Do you remember the television commercial, “Cotton… The fabric of our lives?” Sometimes I think the real thread running through our lives is stress. Just when we think we’ve mastered one stressful part of our lives, we slide seamlessly into another. In this chapter of my life I’m learning to be Alpha dog to two puppies and to surrender my need for a clean house. At the moment the courtyard and the outside of three sets of French doors look like Jackson Pollock paintings done in mud.
Perhaps I should tape canvas to the doors and see if I can get a gallery showing for the girls and their “work.”
Other than cleaning up after muddy puppies, my life has been pretty calm. Unlike many of you, I haven’t been getting ready for Hanukkah or a big Christmas, a stressful time to be sure. I have been thinking about my husband, James, who went for a walk six Christmas’s ago and never returned. Sometimes I wonder how I’ve been able to resume my life, especially since I lost the rest of my family the same day.
Some Christmases have been easier than others. Just when I thought this one would be a piece of cake, a week ago I found myself laying on the floor of a department store dressing room for an hour and a half with what may have been a panic attack.
The term “panic attack” is a misnomer. Consciously I wasn’t thinking about another Christmas without James, or even that is was mother’s birthday, or this was the second year without her.

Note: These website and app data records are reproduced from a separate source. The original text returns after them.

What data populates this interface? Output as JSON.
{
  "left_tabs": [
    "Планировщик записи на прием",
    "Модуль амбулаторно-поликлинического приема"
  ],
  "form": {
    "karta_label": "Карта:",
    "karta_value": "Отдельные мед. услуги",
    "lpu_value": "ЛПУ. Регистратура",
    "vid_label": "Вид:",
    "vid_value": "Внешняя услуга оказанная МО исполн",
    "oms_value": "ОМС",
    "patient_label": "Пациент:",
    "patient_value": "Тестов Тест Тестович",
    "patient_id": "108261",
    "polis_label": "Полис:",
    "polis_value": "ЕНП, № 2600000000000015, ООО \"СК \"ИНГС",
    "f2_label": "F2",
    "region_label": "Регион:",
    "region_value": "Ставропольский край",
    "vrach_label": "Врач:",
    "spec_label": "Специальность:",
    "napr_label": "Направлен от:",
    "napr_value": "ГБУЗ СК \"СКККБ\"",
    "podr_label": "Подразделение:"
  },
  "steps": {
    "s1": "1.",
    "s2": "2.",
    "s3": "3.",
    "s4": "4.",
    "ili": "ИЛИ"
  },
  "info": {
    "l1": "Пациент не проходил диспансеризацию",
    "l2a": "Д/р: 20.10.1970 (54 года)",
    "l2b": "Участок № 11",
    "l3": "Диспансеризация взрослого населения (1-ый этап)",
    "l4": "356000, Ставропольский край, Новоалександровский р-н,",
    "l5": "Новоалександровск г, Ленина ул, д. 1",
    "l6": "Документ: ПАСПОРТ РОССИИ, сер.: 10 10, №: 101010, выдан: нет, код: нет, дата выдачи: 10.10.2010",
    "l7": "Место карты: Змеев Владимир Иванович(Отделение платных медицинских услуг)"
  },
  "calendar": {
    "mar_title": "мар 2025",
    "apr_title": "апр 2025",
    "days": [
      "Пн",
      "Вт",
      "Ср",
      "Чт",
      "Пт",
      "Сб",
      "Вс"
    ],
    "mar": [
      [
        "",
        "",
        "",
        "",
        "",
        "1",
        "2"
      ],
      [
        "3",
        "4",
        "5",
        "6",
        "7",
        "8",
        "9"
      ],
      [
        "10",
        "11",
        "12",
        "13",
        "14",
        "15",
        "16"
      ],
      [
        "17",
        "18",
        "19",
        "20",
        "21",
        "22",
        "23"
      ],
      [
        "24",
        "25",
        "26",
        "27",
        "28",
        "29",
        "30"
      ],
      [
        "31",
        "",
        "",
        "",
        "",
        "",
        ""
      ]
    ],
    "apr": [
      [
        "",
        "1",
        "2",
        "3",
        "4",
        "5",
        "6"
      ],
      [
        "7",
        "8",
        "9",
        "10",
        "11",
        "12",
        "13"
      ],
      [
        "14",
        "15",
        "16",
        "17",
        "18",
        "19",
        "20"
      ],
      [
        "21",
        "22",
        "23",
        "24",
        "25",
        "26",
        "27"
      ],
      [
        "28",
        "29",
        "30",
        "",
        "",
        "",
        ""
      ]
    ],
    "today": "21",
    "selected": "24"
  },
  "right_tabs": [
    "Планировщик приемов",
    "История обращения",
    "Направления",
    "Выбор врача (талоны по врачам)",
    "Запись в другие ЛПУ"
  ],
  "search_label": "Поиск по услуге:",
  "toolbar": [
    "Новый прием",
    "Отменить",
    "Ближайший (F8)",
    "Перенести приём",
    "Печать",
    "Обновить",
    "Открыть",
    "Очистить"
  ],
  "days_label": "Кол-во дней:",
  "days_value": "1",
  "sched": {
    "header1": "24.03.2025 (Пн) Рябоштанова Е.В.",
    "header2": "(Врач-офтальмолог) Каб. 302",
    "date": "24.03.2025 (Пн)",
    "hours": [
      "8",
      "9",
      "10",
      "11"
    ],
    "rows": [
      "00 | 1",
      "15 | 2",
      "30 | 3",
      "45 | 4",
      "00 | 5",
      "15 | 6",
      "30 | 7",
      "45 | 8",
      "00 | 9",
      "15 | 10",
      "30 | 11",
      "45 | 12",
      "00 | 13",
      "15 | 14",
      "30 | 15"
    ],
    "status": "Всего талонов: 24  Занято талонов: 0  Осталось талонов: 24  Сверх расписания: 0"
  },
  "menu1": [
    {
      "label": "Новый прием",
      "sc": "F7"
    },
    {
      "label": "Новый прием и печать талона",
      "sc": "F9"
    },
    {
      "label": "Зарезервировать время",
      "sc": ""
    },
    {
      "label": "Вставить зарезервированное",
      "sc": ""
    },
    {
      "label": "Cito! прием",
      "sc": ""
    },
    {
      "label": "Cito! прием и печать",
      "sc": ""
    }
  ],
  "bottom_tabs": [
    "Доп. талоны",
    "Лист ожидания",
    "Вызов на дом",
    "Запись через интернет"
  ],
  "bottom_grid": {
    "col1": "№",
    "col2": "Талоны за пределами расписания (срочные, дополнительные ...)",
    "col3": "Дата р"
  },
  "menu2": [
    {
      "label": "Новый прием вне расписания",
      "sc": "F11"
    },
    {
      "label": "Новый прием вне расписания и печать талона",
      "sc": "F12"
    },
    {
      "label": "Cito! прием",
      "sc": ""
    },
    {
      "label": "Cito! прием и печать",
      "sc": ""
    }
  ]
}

I wasn’t panicked about anything. I was returning a blouse and visiting with a friend. Hardly conditions that would cause an increased heart rate and feeling like I was going to pass out. Since then I’ve been meditating more; I wore a heart monitor for a few days and will have a stress test after the New Year just to be sure.
The holidays can be stressful and difficult for lots of people, especially if we’re reminded of the loss of a family member or perhaps someone we love is seriously ill or troubled. My online blogging friend, Tamera, calls them “EMOTIONAL MIND FIELDS.” The best thing we can do is to ask God for help—if you’re so inclined—and to search for a thread of hope. One thing I know for sure is negativity feeds on itself and before long, we’re mired in hopelessness instead of hopefulness.
Hope isn’t just a four-letter word. Hope is a real and powerful thing.
Hope puts ideas into motion, educates children and frees people from the shackles of illness and poverty. Hope enables us to visualize new things and miracles yet to be created. What would we be without hope? Every time we surrender our hope, we stop living and believing in life, and as soon as we stop believing, we lose more than our hope. We lose a part of who we can become.
Hope is intangible, but at the same time, you can almost reach out and touch it! I pray you wrap yourselves in blankets of hope this holiday season.
Here’s a toast to hope and survivorship: Grab life with both hands and don’t let go! Do it intentionally and thoughtfully for it will never come this way again.